When I first moved to Peru many years ago, the fish was left to marinate in lime juice for many hours, giving as a result a pasty texture. With the Japanese influence and their love of raw fish, cebicherías (informal cebiche temples packed year round both with foodies and drunks looking to cure the hangover with this healthy dish), started experimenting with marinating times and methods. Sometimes, the time is so short that the ingredients are just mixed and served immediately. You won’t get any fresher than that! The juice in which the fish has marinated is known as leche de tigre (tiger’s milk), and is praised for its great aphrodisiac qualities, even more so if it’s a seafood cebiche.
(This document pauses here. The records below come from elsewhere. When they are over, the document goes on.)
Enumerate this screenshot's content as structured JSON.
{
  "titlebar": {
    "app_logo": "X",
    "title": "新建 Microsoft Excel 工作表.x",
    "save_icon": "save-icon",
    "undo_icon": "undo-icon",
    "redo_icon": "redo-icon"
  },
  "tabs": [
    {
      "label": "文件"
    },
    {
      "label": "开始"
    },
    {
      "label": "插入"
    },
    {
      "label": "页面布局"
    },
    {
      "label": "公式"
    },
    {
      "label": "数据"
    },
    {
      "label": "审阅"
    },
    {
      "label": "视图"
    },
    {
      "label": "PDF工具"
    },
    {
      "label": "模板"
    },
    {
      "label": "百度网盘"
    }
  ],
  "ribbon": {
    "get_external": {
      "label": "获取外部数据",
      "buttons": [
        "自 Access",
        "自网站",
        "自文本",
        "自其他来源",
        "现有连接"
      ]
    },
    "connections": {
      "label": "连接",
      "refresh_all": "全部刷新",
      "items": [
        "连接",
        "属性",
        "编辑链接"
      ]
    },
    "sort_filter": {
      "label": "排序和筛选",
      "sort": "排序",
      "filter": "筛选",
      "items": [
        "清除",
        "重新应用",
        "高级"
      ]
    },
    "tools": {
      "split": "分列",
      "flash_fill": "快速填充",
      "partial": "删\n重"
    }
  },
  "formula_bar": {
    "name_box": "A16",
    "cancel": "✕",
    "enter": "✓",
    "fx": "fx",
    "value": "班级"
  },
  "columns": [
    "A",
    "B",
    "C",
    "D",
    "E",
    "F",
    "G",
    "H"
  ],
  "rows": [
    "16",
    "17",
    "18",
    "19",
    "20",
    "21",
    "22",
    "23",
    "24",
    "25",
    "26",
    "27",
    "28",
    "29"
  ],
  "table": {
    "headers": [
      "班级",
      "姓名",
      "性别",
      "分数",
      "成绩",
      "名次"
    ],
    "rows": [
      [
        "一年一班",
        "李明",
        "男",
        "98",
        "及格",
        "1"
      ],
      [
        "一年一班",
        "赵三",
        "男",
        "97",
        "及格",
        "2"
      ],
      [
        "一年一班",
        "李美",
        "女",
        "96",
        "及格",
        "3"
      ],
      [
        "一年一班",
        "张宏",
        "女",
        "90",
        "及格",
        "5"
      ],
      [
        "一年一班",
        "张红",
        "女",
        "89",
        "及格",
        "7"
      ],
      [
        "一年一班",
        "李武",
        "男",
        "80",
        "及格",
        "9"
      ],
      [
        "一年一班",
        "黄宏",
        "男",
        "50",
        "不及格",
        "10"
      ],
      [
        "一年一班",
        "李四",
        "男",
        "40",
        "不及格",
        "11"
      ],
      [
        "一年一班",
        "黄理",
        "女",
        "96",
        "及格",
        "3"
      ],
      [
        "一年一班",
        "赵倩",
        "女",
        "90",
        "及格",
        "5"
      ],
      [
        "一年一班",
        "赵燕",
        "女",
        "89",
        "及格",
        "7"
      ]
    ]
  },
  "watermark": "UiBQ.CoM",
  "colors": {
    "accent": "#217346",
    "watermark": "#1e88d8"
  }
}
It’s important to always start with the freshest fish. If possible, make sure your main ingredient spent the previous night still swimming in open water. Frozen fish is a big and most definite NO when it comes to this minimalistic delicacy. Peruvian lime is bright green and small, with an intense acidity that is capable of impregnating the meat with flavor in just a few minutes. If you can’t find these limes, then regular limes, key limes or lemons will do. The onions you use should be red, and the chili peppers, limo (I have seen them only in Peru). In replacement, you can use habanero peppers or jalapeño peppers, or you can find Peruvian yellow chilli pepper paste in several grocery stores or order it online. Beware of the unpredictable heat of these ingredients. They can overwhelm an untrained palate if the amount used is not adjusted to your own taste. In replacement of Peruvian giant corn if you can’t find it fresh or frozen, (but of course, our corn is irreplaceable!), you can use white corn.
Serve cold with a spoon…and provecho!
- 1.5 lb sea bass or sole fillets cut into bite size cubes
- 1 red onion, cut in fine slices
- ½ aji limo (chili pepper) chopped very fine
- ½ garlic clove, chopped very fine
- Juice of 12 limes
- 2 tablespoons coriander leaves, sliced
- 1 sweet potato, boiled, peeled and sliced
- 1 giant kernel corn, boiled in water with 1 tablespoon sugar
- Lettuce leaves
- Combine fish and onion and wash them together. Drain well.
- Season with salt and chili pepper.
- Add lime juice, and a couple of ice cubes or a couple of tablespoons of iced water.
- Let rest for 5 minutes. Discard the ice. Sprinkle with coriander leaves.
- Serve immediately with lettuce, corn and sweet potatoes cut in thick slices.